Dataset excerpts
· · · · ·
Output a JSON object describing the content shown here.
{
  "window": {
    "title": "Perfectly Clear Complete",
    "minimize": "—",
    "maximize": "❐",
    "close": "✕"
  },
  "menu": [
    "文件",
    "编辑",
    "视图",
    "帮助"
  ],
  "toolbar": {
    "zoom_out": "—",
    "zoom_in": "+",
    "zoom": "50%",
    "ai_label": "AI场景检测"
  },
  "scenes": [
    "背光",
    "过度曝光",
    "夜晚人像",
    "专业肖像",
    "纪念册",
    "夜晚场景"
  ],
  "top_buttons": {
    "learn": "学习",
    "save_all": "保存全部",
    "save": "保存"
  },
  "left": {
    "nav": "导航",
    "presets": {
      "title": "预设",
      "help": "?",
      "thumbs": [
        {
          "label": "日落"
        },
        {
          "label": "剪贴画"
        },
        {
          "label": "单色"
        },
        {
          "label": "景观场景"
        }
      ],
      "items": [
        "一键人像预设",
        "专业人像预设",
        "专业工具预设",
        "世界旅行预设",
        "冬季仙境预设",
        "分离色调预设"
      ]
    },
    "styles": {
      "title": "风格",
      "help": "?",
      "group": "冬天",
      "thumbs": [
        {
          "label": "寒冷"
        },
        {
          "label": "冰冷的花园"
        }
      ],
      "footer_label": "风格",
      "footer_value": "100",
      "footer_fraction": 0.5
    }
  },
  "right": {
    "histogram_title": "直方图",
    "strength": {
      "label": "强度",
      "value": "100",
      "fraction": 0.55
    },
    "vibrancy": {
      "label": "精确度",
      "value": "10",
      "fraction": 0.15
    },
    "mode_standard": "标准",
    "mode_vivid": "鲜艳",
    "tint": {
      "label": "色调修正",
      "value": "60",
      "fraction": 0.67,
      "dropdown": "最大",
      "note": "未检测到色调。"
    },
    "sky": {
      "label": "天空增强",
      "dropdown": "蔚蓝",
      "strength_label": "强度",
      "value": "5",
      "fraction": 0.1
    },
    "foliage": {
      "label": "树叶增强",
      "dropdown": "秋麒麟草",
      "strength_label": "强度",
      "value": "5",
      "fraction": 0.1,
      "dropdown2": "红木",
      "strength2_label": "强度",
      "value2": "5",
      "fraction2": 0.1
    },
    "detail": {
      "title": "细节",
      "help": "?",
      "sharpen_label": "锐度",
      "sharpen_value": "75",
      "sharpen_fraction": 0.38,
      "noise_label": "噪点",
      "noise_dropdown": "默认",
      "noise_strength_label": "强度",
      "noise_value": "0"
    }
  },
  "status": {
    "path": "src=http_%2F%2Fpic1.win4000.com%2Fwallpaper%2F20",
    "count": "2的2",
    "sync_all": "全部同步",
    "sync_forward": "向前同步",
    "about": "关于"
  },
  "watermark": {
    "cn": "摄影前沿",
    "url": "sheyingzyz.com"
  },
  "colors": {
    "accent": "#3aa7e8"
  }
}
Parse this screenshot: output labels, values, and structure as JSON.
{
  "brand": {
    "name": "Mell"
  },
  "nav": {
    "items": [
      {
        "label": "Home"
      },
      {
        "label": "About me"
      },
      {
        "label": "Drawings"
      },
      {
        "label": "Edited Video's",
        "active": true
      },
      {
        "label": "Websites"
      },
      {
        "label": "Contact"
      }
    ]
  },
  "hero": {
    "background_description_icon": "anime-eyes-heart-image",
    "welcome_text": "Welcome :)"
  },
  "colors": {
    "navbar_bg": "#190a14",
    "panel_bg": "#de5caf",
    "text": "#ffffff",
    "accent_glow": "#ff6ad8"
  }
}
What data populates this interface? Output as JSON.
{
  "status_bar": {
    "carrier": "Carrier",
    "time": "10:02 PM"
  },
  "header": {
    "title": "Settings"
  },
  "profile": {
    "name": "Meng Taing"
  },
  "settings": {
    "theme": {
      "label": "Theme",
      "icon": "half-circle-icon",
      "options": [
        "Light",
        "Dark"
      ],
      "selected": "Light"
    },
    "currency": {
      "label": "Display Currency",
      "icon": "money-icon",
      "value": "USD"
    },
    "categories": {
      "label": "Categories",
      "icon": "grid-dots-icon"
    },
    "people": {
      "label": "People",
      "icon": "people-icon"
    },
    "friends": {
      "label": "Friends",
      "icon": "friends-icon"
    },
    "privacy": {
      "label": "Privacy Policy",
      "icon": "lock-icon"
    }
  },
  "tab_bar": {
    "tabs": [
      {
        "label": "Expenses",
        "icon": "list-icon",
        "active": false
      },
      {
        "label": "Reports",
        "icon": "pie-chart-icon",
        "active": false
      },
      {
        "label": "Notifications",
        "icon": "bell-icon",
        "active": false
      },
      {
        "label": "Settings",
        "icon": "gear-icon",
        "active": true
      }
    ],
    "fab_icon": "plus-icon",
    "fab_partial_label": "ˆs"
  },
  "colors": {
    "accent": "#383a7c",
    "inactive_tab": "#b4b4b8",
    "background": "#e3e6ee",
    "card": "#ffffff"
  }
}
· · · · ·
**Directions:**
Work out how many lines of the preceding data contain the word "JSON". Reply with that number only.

**Solution:**
3